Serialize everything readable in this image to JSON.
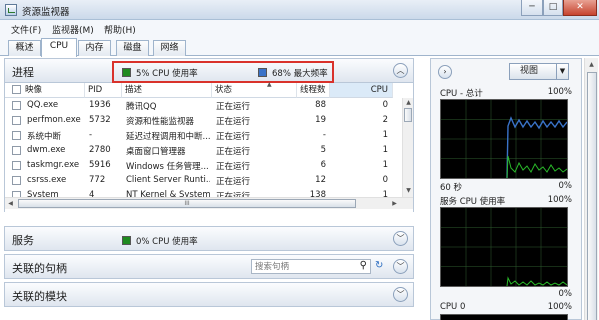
{
  "window": {
    "title": "资源监视器",
    "minimize": "─",
    "maximize": "□",
    "close": "✕"
  },
  "menu": [
    "文件(F)",
    "监视器(M)",
    "帮助(H)"
  ],
  "tabs": [
    "概述",
    "CPU",
    "内存",
    "磁盘",
    "网络"
  ],
  "active_tab": "CPU",
  "processes": {
    "title": "进程",
    "metric_cpu": "5% CPU 使用率",
    "metric_freq": "68% 最大频率",
    "metric_cpu_color": "#1f8a1f",
    "metric_freq_color": "#3a73c9",
    "columns": [
      "映像",
      "PID",
      "描述",
      "状态",
      "线程数",
      "CPU"
    ],
    "rows": [
      {
        "image": "QQ.exe",
        "pid": "1936",
        "desc": "腾讯QQ",
        "status": "正在运行",
        "threads": "88",
        "cpu": "0"
      },
      {
        "image": "perfmon.exe",
        "pid": "5732",
        "desc": "资源和性能监视器",
        "status": "正在运行",
        "threads": "19",
        "cpu": "2"
      },
      {
        "image": "系统中断",
        "pid": "-",
        "desc": "延迟过程调用和中断...",
        "status": "正在运行",
        "threads": "-",
        "cpu": "1"
      },
      {
        "image": "dwm.exe",
        "pid": "2780",
        "desc": "桌面窗口管理器",
        "status": "正在运行",
        "threads": "5",
        "cpu": "1"
      },
      {
        "image": "taskmgr.exe",
        "pid": "5916",
        "desc": "Windows 任务管理...",
        "status": "正在运行",
        "threads": "6",
        "cpu": "1"
      },
      {
        "image": "csrss.exe",
        "pid": "772",
        "desc": "Client Server Runti...",
        "status": "正在运行",
        "threads": "12",
        "cpu": "0"
      },
      {
        "image": "System",
        "pid": "4",
        "desc": "NT Kernel & System",
        "status": "正在运行",
        "threads": "138",
        "cpu": "1"
      }
    ],
    "hscroll_grip": "III"
  },
  "services": {
    "title": "服务",
    "metric": "0% CPU 使用率",
    "metric_color": "#1f8a1f"
  },
  "handles": {
    "title": "关联的句柄",
    "search_placeholder": "搜索句柄"
  },
  "modules": {
    "title": "关联的模块"
  },
  "right_panel": {
    "view_label": "视图",
    "graphs": [
      {
        "title": "CPU - 总计",
        "max": "100%",
        "caption_left": "60 秒",
        "caption_right": "0%"
      },
      {
        "title": "服务 CPU 使用率",
        "max": "100%",
        "caption_left": "",
        "caption_right": "0%"
      },
      {
        "title": "CPU 0",
        "max": "100%",
        "caption_left": "",
        "caption_right": ""
      }
    ]
  }
}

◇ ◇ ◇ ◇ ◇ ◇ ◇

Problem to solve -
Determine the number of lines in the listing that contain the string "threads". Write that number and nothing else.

Expected answer -
7